"It’s incredible to see the ripple effect of patterns on a microscopic level," Dziedzic says. "It results in the same sorts of patterns we see in landscapes, in architectural elements and other genres throughout contemporary art. For me it’s interesting to see that microscopic pattern blown out to be representative of larger patterns in nature and the body."

Another, perhaps unintentional, similarity may be the language on the wall labels. It turns out that scientists' sometimes descriptions of their work can be as challenging as artspeak.

'Eye of the Storm,' a confocal microscope image by T. Annelise Nguyen of the department of diagnostic medicine and pathobiology at Kansas State University.
Credit Courtesy Kansas City Area Life Sciences Institute

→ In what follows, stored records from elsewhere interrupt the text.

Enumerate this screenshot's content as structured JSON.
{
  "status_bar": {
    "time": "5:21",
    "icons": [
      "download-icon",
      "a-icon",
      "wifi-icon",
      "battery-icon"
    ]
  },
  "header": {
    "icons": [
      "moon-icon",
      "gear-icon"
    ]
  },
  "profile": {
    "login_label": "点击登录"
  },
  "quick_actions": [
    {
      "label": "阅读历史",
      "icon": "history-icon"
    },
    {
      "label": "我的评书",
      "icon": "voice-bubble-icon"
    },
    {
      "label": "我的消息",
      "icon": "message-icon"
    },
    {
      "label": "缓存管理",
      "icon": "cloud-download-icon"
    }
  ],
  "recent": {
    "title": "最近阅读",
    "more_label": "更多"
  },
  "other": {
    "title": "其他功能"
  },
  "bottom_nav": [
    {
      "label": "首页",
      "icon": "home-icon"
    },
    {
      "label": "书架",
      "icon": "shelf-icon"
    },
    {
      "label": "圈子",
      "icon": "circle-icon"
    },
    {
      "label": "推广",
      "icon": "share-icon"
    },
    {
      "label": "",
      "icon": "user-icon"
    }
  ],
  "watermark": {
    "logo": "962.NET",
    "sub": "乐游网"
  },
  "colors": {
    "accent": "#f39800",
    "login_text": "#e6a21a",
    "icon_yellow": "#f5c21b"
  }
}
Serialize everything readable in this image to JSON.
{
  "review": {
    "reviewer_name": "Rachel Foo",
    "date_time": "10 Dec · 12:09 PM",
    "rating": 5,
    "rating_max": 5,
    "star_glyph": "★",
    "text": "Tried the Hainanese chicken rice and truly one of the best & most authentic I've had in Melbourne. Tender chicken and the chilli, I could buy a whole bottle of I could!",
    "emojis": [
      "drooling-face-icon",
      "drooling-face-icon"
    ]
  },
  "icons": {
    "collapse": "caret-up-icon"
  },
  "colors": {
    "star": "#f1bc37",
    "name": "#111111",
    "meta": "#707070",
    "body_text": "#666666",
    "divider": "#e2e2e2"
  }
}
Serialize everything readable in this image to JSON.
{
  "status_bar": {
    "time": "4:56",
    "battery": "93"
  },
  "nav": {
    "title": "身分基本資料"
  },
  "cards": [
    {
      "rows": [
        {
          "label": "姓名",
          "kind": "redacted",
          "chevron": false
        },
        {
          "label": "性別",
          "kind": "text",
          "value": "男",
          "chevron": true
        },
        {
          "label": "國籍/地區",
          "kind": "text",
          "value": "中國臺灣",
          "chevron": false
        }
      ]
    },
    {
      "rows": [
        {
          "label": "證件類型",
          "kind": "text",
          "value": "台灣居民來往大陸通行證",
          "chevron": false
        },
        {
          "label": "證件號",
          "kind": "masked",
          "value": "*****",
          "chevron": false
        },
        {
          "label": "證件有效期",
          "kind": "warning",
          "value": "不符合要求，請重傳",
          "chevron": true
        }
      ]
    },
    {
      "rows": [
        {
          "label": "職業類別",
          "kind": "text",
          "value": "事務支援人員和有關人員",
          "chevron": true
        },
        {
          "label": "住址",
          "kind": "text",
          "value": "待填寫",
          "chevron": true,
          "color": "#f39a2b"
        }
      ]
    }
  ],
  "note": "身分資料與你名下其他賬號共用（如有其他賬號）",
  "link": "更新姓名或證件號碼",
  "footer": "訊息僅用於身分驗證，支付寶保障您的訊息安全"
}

T. Annelise Nguyen described her "Eye of the Storm" image, for instance, as depicting "where cell-to-cell communication proteins occur in human breast cancer tissue. The patient's tumor sample was labeled to show proteins of interest relating to cell-to-cell communication. Green labels Connexin protein, red labels Protein Kinase C, and blue labels nuclei. The intensity of each color provides a landscape of protein expression."

"It’s interesting to see the language of another perspective used in contemporary art," Dziedzic says. "A lot of times, some of the ways we describe contemporary artwork can also be pretty dense in terms of the intensity of the language. But it’s also nice to be able to be prompted by the language of another profession, and be interested in going off and doing your own research into what that might mean."

The titles of the work, she notes, incorporate scientific perspective "but also interject that poetic side of the way the artist is thinking about the image."

That's clear in "Two Hearts," Tim Domeier's multi-photon flourescence image from a mouse heart showing blood vessels in red and heart muscle cells as blue.

'Two Hearts,' an image from a confocal laser scanning microscope by Tim Domeier of the department of medical pharmacology and physiology at the University of Missouri-Columbia.
Credit Courtesy Kansas City Area Life Sciences Institute

"In this particular image, the blood vessels naturally made a heart shape — a heart within a heart," Domeier notes in the wall label.

After the exhibit closes, the art will be auctioned at the KCALSI annual dinner on September 22, with proceeds benefiting STEAM education programs around the community, including at the Kemper.

"We're thrilled to be part of this and chosen to be a partner," says Don Schreiner, the Kemper's director of development. "The show really bridges the gap between science and art in a compelling way."

Science to Art, through September 12 at the Kemper Museum of Contemporary Art's Kemper East location, 4420 Warwick Boulevard, Kansas City, Missouri, 816-753-5784.

C.J. Janovy is an arts reporter for KCUR 89.3. You can find her on Twitter, @cjjanovy.